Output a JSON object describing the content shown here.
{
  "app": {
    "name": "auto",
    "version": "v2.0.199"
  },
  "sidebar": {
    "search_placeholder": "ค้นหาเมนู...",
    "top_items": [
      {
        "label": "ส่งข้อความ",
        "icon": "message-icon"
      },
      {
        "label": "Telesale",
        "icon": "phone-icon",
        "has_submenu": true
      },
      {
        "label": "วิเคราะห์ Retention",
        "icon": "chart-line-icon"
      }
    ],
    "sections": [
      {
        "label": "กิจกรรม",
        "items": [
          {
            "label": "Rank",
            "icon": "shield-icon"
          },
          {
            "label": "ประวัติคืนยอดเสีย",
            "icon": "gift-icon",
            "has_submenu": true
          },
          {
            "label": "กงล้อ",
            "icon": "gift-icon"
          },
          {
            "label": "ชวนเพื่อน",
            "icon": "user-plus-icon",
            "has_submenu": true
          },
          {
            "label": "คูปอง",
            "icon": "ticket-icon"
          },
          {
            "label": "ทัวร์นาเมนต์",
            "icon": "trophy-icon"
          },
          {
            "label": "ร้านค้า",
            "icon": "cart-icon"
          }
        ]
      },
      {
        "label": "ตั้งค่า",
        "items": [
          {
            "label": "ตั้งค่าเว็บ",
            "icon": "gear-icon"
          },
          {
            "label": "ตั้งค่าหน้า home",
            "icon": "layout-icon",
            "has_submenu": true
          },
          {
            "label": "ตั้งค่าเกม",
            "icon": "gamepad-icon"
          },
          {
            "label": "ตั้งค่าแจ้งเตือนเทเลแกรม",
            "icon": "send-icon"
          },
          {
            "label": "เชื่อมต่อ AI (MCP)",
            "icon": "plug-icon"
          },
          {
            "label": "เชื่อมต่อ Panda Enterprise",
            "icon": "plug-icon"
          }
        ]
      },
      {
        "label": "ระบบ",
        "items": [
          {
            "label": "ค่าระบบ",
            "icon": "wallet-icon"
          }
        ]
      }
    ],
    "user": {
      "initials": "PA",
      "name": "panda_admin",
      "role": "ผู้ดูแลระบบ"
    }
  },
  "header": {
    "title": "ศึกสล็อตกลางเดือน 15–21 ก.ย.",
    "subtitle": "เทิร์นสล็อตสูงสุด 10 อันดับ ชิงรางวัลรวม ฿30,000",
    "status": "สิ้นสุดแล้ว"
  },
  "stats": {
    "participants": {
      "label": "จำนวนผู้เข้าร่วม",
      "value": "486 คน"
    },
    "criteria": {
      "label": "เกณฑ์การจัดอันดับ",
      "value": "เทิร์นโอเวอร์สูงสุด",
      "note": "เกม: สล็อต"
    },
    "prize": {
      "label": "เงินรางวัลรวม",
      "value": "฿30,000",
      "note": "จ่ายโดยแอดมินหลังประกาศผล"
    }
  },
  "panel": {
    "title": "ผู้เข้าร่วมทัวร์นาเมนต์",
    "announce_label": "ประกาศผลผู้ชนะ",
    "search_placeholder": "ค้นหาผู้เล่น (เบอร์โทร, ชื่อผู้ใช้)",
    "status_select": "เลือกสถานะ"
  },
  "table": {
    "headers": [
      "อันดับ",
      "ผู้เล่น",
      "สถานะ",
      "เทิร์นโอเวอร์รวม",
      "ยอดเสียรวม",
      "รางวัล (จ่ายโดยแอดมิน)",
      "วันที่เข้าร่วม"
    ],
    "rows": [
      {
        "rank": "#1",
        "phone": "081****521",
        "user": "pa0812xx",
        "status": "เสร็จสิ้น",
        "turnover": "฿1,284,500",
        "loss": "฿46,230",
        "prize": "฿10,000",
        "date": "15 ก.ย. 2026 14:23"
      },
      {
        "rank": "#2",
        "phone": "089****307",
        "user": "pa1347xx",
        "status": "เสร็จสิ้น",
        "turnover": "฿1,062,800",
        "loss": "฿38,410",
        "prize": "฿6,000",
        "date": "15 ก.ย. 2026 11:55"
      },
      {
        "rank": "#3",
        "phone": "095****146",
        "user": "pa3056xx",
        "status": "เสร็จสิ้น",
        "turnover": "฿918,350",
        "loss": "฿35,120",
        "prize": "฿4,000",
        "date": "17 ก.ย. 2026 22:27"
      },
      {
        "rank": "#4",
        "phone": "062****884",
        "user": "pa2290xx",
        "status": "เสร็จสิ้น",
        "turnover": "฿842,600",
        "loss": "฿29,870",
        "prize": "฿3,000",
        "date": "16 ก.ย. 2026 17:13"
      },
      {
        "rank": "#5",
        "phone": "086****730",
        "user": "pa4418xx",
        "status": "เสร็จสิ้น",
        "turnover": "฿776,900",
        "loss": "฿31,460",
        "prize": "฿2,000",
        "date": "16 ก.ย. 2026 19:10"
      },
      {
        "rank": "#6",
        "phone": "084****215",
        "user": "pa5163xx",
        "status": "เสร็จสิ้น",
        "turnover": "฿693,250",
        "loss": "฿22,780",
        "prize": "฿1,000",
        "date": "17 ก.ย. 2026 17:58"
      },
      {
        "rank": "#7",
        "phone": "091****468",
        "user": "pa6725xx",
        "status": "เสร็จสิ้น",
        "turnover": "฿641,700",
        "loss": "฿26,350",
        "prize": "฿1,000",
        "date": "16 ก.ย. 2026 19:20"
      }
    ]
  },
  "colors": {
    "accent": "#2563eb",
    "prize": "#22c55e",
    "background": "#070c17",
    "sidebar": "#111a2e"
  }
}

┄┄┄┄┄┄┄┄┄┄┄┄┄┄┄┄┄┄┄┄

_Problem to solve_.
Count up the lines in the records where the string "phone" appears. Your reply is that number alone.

_Written solution_.
8